(Data extract begins)
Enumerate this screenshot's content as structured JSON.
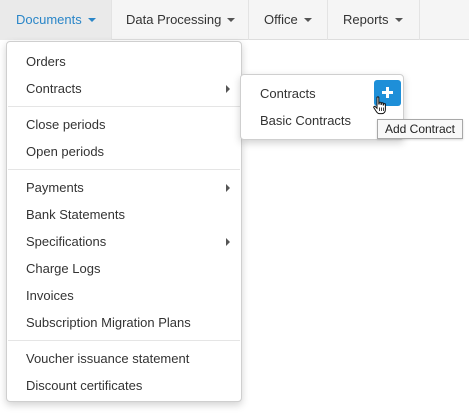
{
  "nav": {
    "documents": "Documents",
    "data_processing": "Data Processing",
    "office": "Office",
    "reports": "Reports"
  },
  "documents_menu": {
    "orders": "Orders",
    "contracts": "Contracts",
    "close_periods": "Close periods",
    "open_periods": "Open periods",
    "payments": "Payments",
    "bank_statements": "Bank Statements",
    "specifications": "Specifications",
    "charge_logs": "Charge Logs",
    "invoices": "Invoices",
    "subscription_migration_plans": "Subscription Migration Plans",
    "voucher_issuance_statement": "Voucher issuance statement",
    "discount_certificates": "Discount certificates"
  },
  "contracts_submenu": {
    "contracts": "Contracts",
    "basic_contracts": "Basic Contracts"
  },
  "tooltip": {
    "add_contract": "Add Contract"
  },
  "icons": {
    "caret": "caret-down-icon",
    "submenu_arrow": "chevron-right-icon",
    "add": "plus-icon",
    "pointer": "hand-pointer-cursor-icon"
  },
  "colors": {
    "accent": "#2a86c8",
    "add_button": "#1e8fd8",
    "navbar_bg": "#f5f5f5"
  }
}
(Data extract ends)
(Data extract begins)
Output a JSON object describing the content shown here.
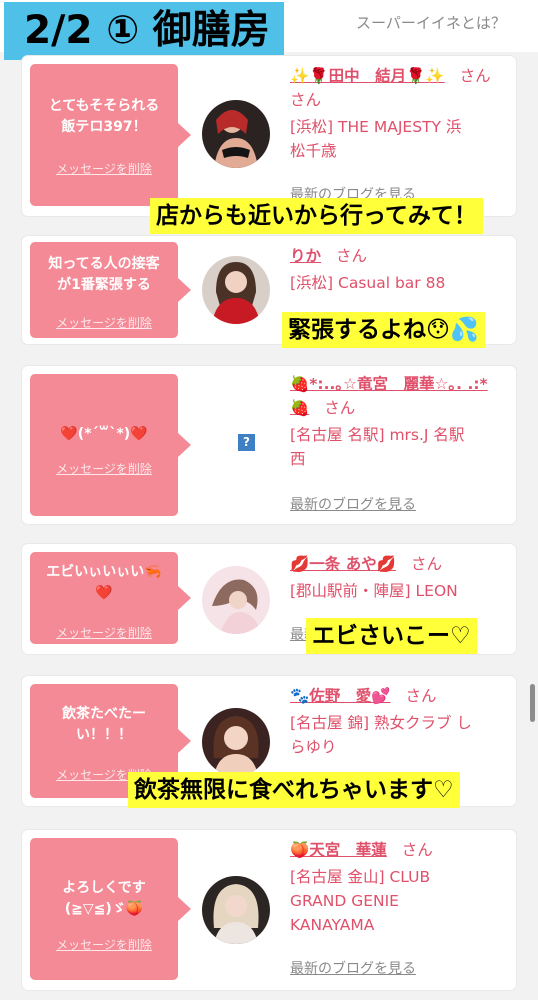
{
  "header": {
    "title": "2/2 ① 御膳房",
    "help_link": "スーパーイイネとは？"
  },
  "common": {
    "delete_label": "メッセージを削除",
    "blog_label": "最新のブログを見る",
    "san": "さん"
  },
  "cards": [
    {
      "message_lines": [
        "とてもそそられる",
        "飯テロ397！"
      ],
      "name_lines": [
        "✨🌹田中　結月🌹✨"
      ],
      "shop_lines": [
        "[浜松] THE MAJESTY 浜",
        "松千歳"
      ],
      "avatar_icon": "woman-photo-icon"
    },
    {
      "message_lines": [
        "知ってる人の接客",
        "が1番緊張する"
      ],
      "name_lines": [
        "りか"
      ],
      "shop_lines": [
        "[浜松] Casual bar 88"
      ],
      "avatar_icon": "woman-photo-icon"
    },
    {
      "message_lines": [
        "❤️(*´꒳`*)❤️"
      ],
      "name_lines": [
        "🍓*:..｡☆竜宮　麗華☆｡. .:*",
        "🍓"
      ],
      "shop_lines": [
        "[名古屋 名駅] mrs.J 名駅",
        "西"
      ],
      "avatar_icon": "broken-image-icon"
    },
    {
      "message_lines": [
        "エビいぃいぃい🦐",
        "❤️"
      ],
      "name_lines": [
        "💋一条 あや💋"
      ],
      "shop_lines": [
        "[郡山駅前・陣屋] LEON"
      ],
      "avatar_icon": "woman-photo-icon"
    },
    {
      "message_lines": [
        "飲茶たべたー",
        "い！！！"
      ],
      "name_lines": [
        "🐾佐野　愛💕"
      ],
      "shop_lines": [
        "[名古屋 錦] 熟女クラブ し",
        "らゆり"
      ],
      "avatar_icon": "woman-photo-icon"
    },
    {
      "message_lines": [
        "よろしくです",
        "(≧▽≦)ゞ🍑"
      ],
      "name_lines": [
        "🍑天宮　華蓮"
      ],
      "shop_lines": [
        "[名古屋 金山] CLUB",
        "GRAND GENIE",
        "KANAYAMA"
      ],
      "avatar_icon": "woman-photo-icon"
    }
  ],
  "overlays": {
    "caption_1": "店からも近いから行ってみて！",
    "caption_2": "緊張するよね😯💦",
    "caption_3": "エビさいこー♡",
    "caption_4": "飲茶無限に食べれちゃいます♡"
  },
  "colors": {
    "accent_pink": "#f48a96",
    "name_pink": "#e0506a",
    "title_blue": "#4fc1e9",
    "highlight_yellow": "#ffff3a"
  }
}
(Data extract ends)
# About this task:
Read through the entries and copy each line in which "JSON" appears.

# Reply to the exercise:
Enumerate this screenshot's content as structured JSON.
Output a JSON object describing the content shown here.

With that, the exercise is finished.